08/19/2014 12:22PM

Giwner: Revamping the record books


Did you know there was a world record set on Saturday? Dancin Yankee broke the mark for fastest older horse on a half-mile track with a 1:48 4/5 clocking. What does that really mean? Well, it is relevant that he became the fastest ever at Saratoga, but the world record holds little weight in my book since he really isn’t the fastest older horse.

Confused? Join the club.

For the purposes of racing, 4-year-olds are considered older horses and must compete against the most accomplished pacers and trotters ages 4 through 14. But for some reason their records are afforded a separate category by our record keepers.

Derick Giwner   He's Watching after his record mile.

So when Dancin Yankee paced his sizzling mile he actually became the second fastest “older” horse behind Pet Rock, who put up a 1:48 1/5 mile at the Delaware County Fairgrounds in 2013. But since Pet Rock set the record as a 4-year-old, even though he set the mark while racing against older foes, he doesn’t get credit for being the fastest ever older horse on a half-mile track.

We force 4-year-olds to face their elders if they want to race for big stakes money, but deny them deserved recognition.

We need to trim the fat when it comes to our records and the 4-year-old example is far from the only show of excess.

Can anyone explain the purpose behind having separate records for colt/horses and geldings?  Is that a consolation prize to the gelding for losing his manhood?

Sweet Lou is the fastest 2-year-old on a mile track with a 1:49 mark. But for some reason Sheer Desire gets recognition as the fastest 2-year-old gelding with his 1:49 3/5 mile. Why? The only answer I can figure is that we’ve always done it that way.

Another strange category is records on greater than a mile track. If you notice none of the records show a track name. Why? Because the whole section is dedicated to the only track that fits the bill—Colonial Downs. Why can’t these records be incorporated into a seven-eighths mile or larger category and we can just place an asterisk next to the 1 1/4 miles record holders?
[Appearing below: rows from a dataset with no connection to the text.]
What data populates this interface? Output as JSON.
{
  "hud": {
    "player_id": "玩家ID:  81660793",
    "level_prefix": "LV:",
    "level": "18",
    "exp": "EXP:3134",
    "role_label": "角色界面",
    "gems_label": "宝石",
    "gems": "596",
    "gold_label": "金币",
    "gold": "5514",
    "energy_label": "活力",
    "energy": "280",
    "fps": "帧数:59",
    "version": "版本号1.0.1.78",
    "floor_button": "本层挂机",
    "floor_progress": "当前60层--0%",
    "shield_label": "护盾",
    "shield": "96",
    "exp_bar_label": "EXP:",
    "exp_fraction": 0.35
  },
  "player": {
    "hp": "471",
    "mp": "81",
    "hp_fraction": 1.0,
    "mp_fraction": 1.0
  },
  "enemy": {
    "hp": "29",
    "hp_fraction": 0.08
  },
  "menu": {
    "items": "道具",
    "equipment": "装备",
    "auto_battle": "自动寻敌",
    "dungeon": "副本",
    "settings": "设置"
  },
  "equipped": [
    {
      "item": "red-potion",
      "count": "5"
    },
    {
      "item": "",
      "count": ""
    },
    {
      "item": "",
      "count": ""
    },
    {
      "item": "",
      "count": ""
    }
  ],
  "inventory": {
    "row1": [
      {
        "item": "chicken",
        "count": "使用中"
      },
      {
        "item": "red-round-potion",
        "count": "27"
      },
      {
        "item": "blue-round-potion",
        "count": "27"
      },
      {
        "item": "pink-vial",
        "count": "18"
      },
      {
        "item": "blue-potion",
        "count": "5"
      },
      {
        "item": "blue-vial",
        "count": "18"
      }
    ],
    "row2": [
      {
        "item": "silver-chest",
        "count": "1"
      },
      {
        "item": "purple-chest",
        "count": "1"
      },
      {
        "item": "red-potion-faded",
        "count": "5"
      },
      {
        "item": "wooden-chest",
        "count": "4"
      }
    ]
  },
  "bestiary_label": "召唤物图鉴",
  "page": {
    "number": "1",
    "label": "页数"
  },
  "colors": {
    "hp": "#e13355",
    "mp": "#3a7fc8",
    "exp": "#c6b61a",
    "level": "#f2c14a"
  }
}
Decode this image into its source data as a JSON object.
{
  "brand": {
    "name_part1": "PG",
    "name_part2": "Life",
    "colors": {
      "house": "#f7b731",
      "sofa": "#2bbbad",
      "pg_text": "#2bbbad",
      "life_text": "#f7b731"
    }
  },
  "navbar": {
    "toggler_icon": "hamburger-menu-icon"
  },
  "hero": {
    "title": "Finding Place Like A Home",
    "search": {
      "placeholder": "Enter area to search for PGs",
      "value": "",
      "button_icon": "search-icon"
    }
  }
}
And did anyone notice that for the sake of the records Mohawk is considered a mile track. Ooops, that must have slipped through the cracks because last time I checked it was a seven-eighths oval.

The system needs to be modified and simplified. I’m okay with having separate records for each track size. Smaller tracks produce slower times and comparing them to larger tracks is like apples vs. oranges.  Even some age separation is reasonable—2-year-olds, 3-year-olds, older horses. Splitting up the boys and girls is fine as well.

Let’s get it down to the essentials and stop recognizing achievement that doesn’t warrant the spotlight. Let’s make the words “World Record” mean something a bit more special.

For what it is worth, here are the World Records that matter most—the fastest performers on each gait regardless of age or track size (data courtesy ustrotting.com):


Sebastian K 1:49 8YO-Horse 2014-Pocono
Giant Diablo 1:50 1/5 7YO-Mare 2007-Lexington


Cambest 1:46 1/5 5YO-Horse 1993-Springfield*
Somebeachsomewhere 1:46 4/5 3YO-Colt 2008-Red Mile
He's Watching 1:46 4/5 3YO-Colt 2014-Meadowlands
Holborn Hanover 1:46 4/5 5YO-Gelding 2006-Meadowlands
Warrawee Needy 1:46 4/5 4YO-Horse 2013-Meadowlands
Shebestingin 1:47 3YO-Filly 2013-Lexington

*Time Trial (you can decide if it counts as a real record)


Robert Clayton More than 1 year ago
The crazy thing for me with all these chemical induced times with the claimers is that every pace at Pocono seems to go between 148 and 152.....It's crazy how much faster the cheap claimers go now than they did 5 or 10 years ago but the best of the best still go about the same times.....Im guessing 147 is about the bottom.....At the rate we are going 10 claimers and invitationals are all going to be going the same speed in 5 years
Jack H More than 1 year ago
to me the most significant stat right now is the number of sub 1:48 miles Sweet Lou has strung together. Honestly never thought I would see that.
Dante Sindori More than 1 year ago
Good story with points that are easy to agree with. Who cares about time trials anymore? Totally irrelevant. World records are broken do often they are becoming meaningless. The important ones should be sensationalized, but many others are hyped in stories just to try to draw interest. Remember story writers that your audience is made up exclusively of insiders and diehards and they will not be so easily impressed by innumerable world records. You are preaching to the choir.